But with Manhart bringing experience as a former women’s volleyball player at Fairleigh Dickinson University and instilling the PHS players with her passion for the game, it didn’t take long for the Little Tigers to become a force in the WJIVL.
In 2015, PHS went 4-12 and then more than quadrupled its win total the next season, going 17-5 and winning the WJIVL tournament.
Coming into this fall, Manhart was confident that the program could keep progressing.
“Our starting point coming back was really solid; that comes from these girls having that experience,” said Manhart.
“This is not a rebuilding year for us. This was our baseline and we have been fine-tuning. We have progressed throughout the course of the season. We have all gotten better and we have room to grow.”
PHS produced a sizzling start, going 12-0 before falling 2-0 to Rancocas Valley. Avenging that defeat, which was the team’s only regular season loss, the Little Tigers defeated Rancocas Valley 2-0 in the WJIVL title game to earn their second straight league crown.
“That was part of the bar that they set,” said Manhart, reflecting on the title repeat.
“They knew coming back that other teams were graduating some of their good players and we were coming back with a pretty strong core. They have had their sights set on that back- to-back; I know that girls are going to be excited that they get to put another year on the banner.”
The players were excited to earn the program’s first-ever state tourney wins as the Little Tigers defeated East Orange and Monroe to advance to the state Group 4 quarterfinals.
But in a measure of how far the program has come in its five years on the varsity level, the players weren’t satisfied with that tourney run which ended when PHS fell 2-1 to Westfield in the quarters.
“It definitely feels good, it is exciting; we made it to the point of what the seeding would dictate, a fourth against a fifth, which was good,” said Manhart.
“If you ask the girls, you will hear a tone of disappointment. It would have been fun to surprise some people and that is what the girls set their sights on. They were hoping to go as far as possible.”
In reflecting on her team’s brilliant campaign, which saw it post a final record of 31-2, Manhart hopes the disappointing finale won’t take away from what was accomplished.
“That is indicative of the girls working hard all season round and putting everything into every match,” said Manhart.
“I hope they hold onto that. Your season is more likely than not going to end in a loss but it shouldn’t take away from the overall record.

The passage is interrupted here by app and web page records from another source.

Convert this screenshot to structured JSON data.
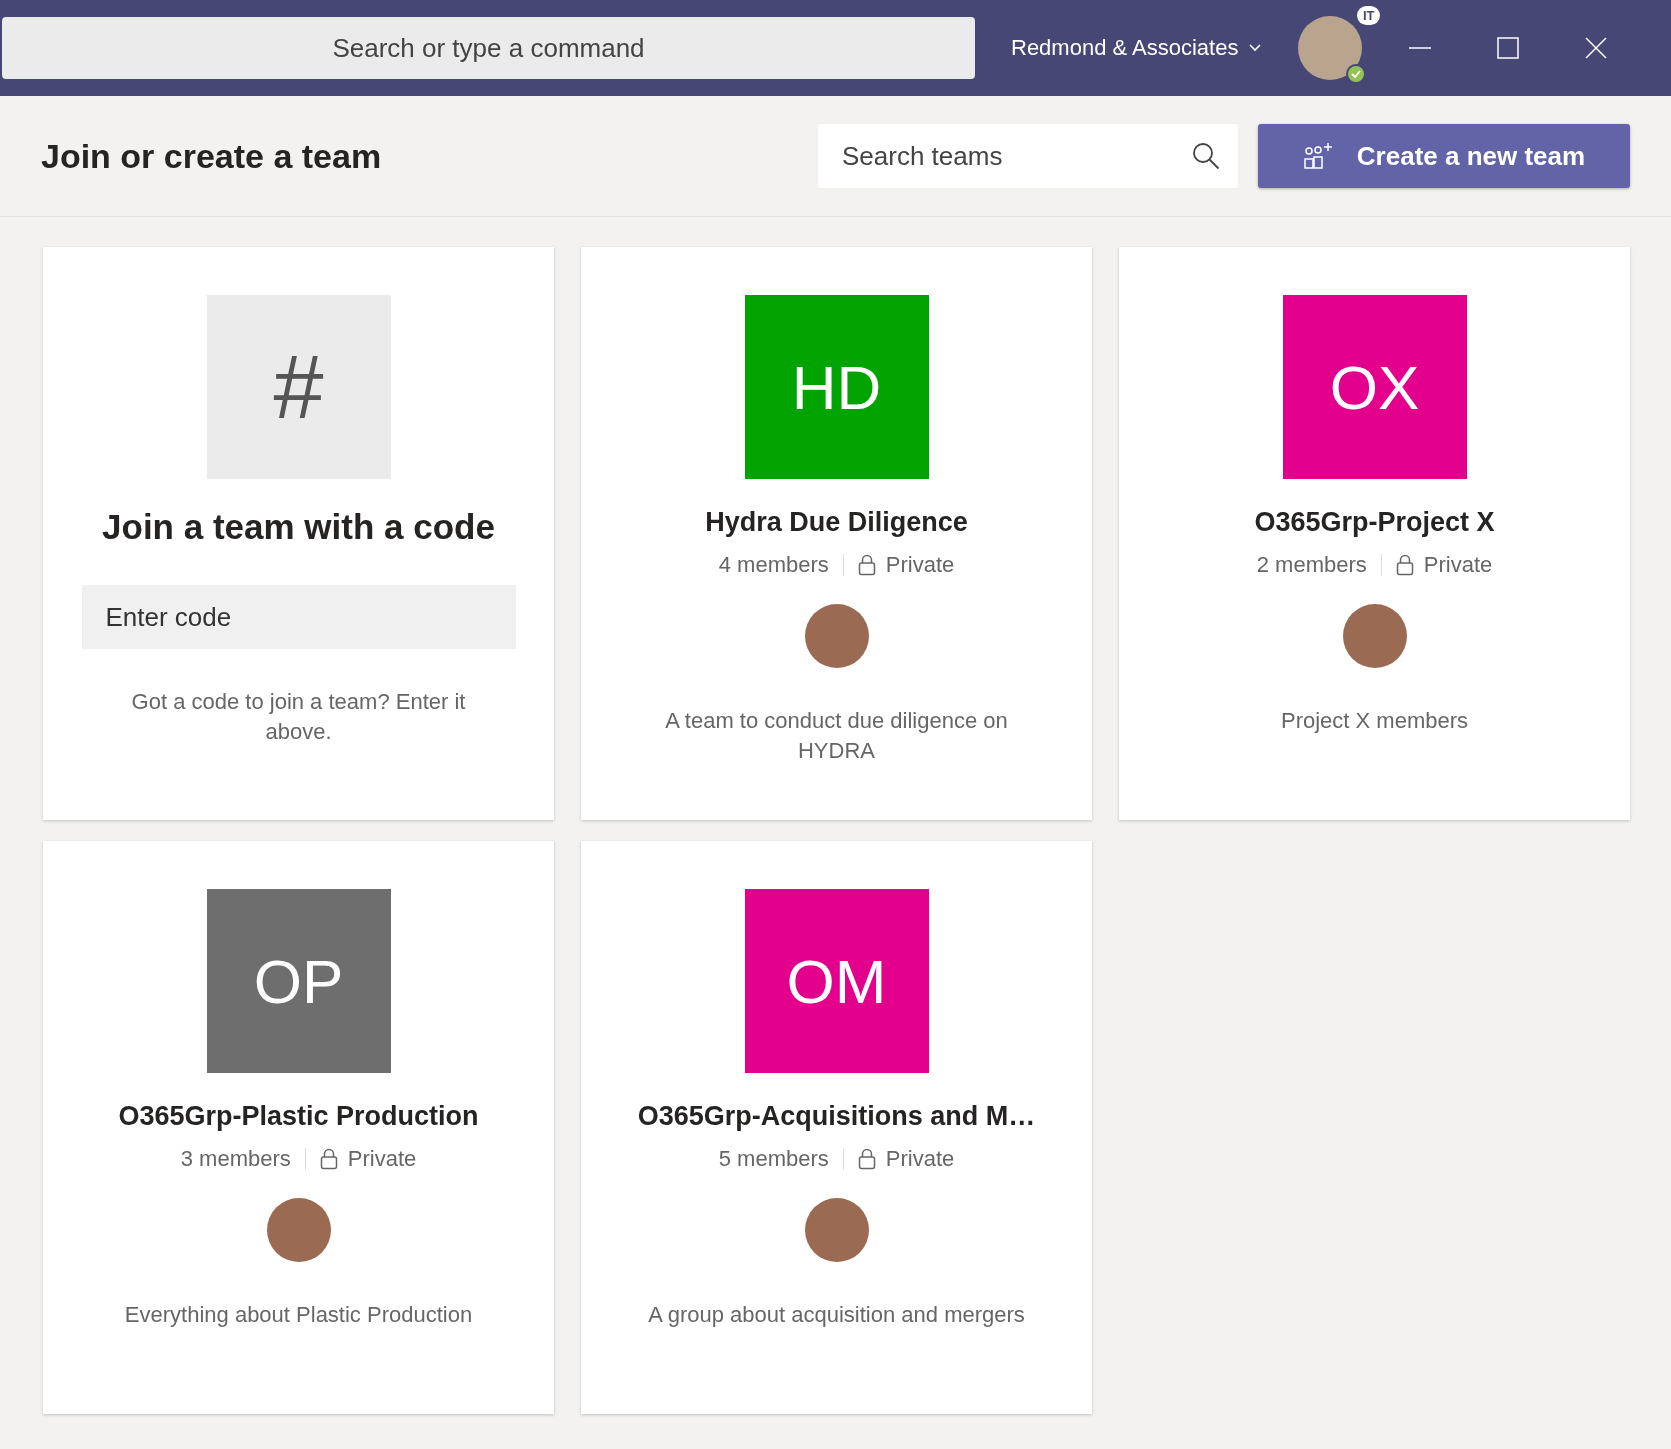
{
  "title_bar": {
    "search": {
      "placeholder": "Search or type a command"
    },
    "org": "Redmond & Associates",
    "avatar_badge": "IT"
  },
  "header": {
    "title": "Join or create a team",
    "search": {
      "placeholder": "Search teams"
    },
    "create_button": "Create a new team"
  },
  "join_card": {
    "glyph": "#",
    "title": "Join a team with a code",
    "code_field": {
      "placeholder": "Enter code"
    },
    "hint": "Got a code to join a team? Enter it above."
  },
  "teams": [
    {
      "initials": "HD",
      "color": "#00a300",
      "name": "Hydra Due Diligence",
      "members": "4 members",
      "privacy": "Private",
      "description": "A team to conduct due diligence on HYDRA"
    },
    {
      "initials": "OX",
      "color": "#e3008c",
      "name": "O365Grp-Project X",
      "members": "2 members",
      "privacy": "Private",
      "description": "Project X members"
    },
    {
      "initials": "OP",
      "color": "#6e6e6e",
      "name": "O365Grp-Plastic Production",
      "members": "3 members",
      "privacy": "Private",
      "description": "Everything about Plastic Production"
    },
    {
      "initials": "OM",
      "color": "#e3008c",
      "name": "O365Grp-Acquisitions and M…",
      "members": "5 members",
      "privacy": "Private",
      "description": "A group about acquisition and mergers"
    }
  ]
}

I hope that is what the girls leave the season with and not let that last loss color the rest of the year.”
More important than the wins, Manhart believes her seniors are leaving the program with a deeper love of the game along with a heightened self-confidence.
“Their growth from when they started to where they are now, they all see it together,” said Manhart, reflecting on her senior group.
“During the season, Rachel [Cheng] told me she feels at the peak of her volleyball career. It is such a nice feeling to see yourself getting stronger and finally have that confidence that I am good at this, I can hang with these other teams that I respect. It is nice that they are recognizing themselves in that way.”
For putting the PHS volleyball program on the map and making such a strong impact on her players, Manhart is the choice as the top coach of a female team.